I could only understand about 60% of what Mizushima-san told our quartet during the nearly two hour long coaching that we had with her this morning. I did understand roughly that much. But the remainder was a search in the eyes and the air for what should be done. Sometimes she would make a comment and I wouldn't understand anything but her gestures. And sometimes those gestures merely let me know to what passage she was referring. In those times of meaning's absence, I had to pay attention. The next time through those few measures, something would be different and I would have to know it before it came. Often her words said to me, Pay attention, there is something you're missing. And I woke up in a way, remembering a state of being from years ago. She encouraged us to forget orchestral playing–the transparent sound, the strict sense of time–and become more present, more flexible. But orchestral playing is primarily what we practice. A large percentage of our playing time is spent striving for anonymity in sound and expression. There is safety there. But in these hours a new kind of safety returned.
How many years of living in Japan will it take to earn the right to see the people around me? What level of language proficiency will I need to ensure that it is not my foreign ignorance that treads on the space of others, but rather a conscious decision in the face of inertia? What will it take to allow myself to move freely in an orchestra, to break ranks and play with the violist three feet away from me? What reserve inside of myself do I need to trust? Must it be silent for a long time, must it go without expression until it accrues the desire, until it becomes a need?

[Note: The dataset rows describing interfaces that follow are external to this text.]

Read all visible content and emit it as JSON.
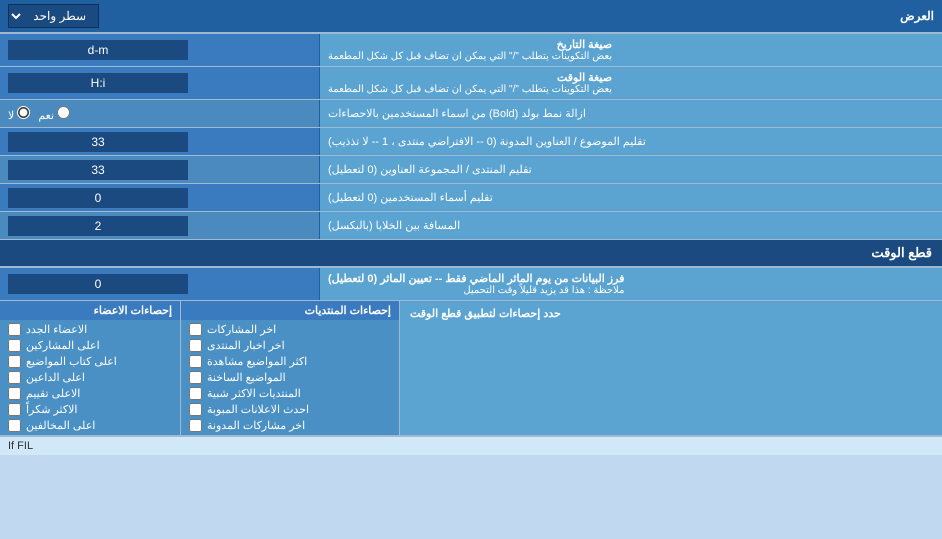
{
  "header": {
    "title": "العرض",
    "dropdown_label": "سطر واحد"
  },
  "rows": [
    {
      "id": "date_format",
      "label_main": "صيغة التاريخ",
      "label_sub": "بعض التكوينات يتطلب \"/\" التي يمكن ان تضاف قبل كل شكل المطعمة",
      "input_value": "d-m",
      "type": "input"
    },
    {
      "id": "time_format",
      "label_main": "صيغة الوقت",
      "label_sub": "بعض التكوينات يتطلب \"/\" التي يمكن ان تضاف قبل كل شكل المطعمة",
      "input_value": "H:i",
      "type": "input"
    },
    {
      "id": "bold_remove",
      "label": "ازالة نمط بولد (Bold) من اسماء المستخدمين بالاحصاءات",
      "radio_yes": "نعم",
      "radio_no": "لا",
      "selected": "no",
      "type": "radio"
    },
    {
      "id": "topics_titles",
      "label": "تقليم الموضوع / العناوين المدونة (0 -- الافتراضي منتدى ، 1 -- لا تذذيب)",
      "input_value": "33",
      "type": "input"
    },
    {
      "id": "forum_groups",
      "label": "تقليم المنتدى / المجموعة العناوين (0 لتعطيل)",
      "input_value": "33",
      "type": "input"
    },
    {
      "id": "usernames_trim",
      "label": "تقليم أسماء المستخدمين (0 لتعطيل)",
      "input_value": "0",
      "type": "input"
    },
    {
      "id": "cell_spacing",
      "label": "المسافة بين الخلايا (بالبكسل)",
      "input_value": "2",
      "type": "input"
    }
  ],
  "cutoff_section": {
    "title": "قطع الوقت",
    "row": {
      "label_main": "فرز البيانات من يوم الماثر الماضي فقط -- تعيين الماثر (0 لتعطيل)",
      "label_note": "ملاحظة : هذا قد يزيد قليلاً وقت التحميل",
      "input_value": "0"
    },
    "apply_label": "حدد إحصاءات لتطبيق قطع الوقت"
  },
  "checkboxes": {
    "col_left": {
      "header": "إحصاءات الاعضاء",
      "items": [
        "الاعضاء الجدد",
        "اعلى المشاركين",
        "اعلى كتاب المواضيع",
        "اعلى الداعين",
        "الاعلى تقييم",
        "الاكثر شكراً",
        "اعلى المخالفين"
      ]
    },
    "col_mid": {
      "header": "إحصاءات المنتديات",
      "items": [
        "اخر المشاركات",
        "اخر اخبار المنتدى",
        "اكثر المواضيع مشاهدة",
        "المواضيع الساخنة",
        "المنتديات الاكثر شبية",
        "احدث الاعلانات المبوبة",
        "اخر مشاركات المدونة"
      ]
    },
    "col_right": {
      "header": "",
      "apply_text": "حدد إحصاءات لتطبيق قطع الوقت"
    }
  },
  "bottom_text": "If FIL"
}
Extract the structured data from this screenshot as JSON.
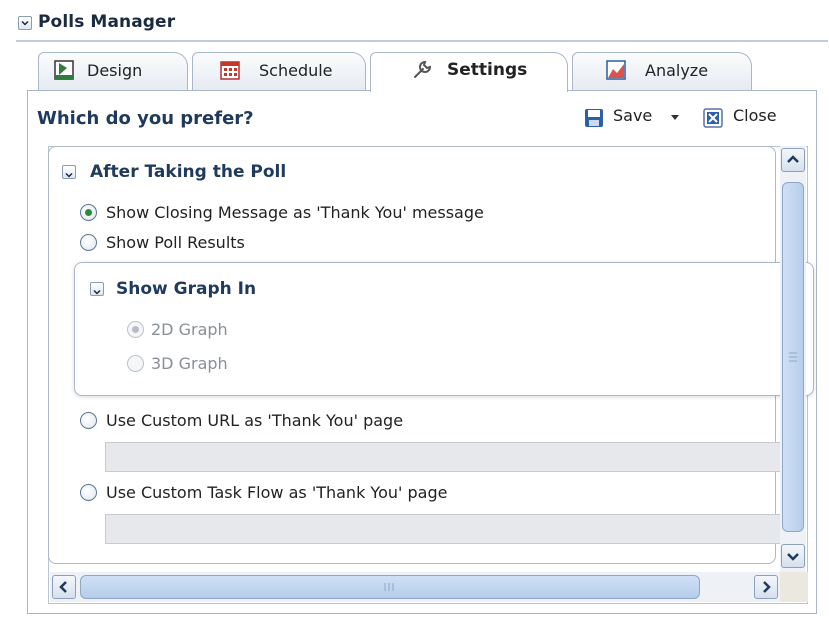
{
  "window": {
    "title": "Polls Manager"
  },
  "tabs": [
    {
      "label": "Design",
      "icon": "design-icon",
      "active": false
    },
    {
      "label": "Schedule",
      "icon": "calendar-icon",
      "active": false
    },
    {
      "label": "Settings",
      "icon": "wrench-icon",
      "active": true
    },
    {
      "label": "Analyze",
      "icon": "chart-icon",
      "active": false
    }
  ],
  "panel": {
    "title": "Which do you prefer?",
    "save_label": "Save",
    "close_label": "Close"
  },
  "after_poll": {
    "title": "After Taking the Poll",
    "options": [
      {
        "label": "Show Closing Message as 'Thank You' message",
        "checked": true
      },
      {
        "label": "Show Poll Results",
        "checked": false
      }
    ],
    "graph": {
      "title": "Show Graph In",
      "options": [
        {
          "label": "2D Graph",
          "checked": true,
          "disabled": true
        },
        {
          "label": "3D Graph",
          "checked": false,
          "disabled": true
        }
      ]
    },
    "custom_url_label": "Use Custom URL as 'Thank You' page",
    "custom_url_value": "",
    "custom_taskflow_label": "Use Custom Task Flow as 'Thank You' page",
    "custom_taskflow_value": ""
  },
  "colors": {
    "accent": "#1f3a5c",
    "selected_radio": "#2e8a3a",
    "border": "#a9b7c9"
  }
}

There are so many ways to live. So many wonderful ways to live. And sometimes inertia and group mentality cancel some of the best ones. What happens if we trust ourselves? What beautiful and amazing acts of creation and expression could be possible? Perhaps a new appreciation for living in the full sense of what the brain and body can do in the time we are here. But how can we teach and learn this? It seems it must be such a difficult thing to teach, for to correct a person easily undermines their self-trust; and to learn it we must look for guidance beyond the examples immediately in front of us. I think it must take great imagination and courage. I'd like to try. Living here is teaching me a desire to try.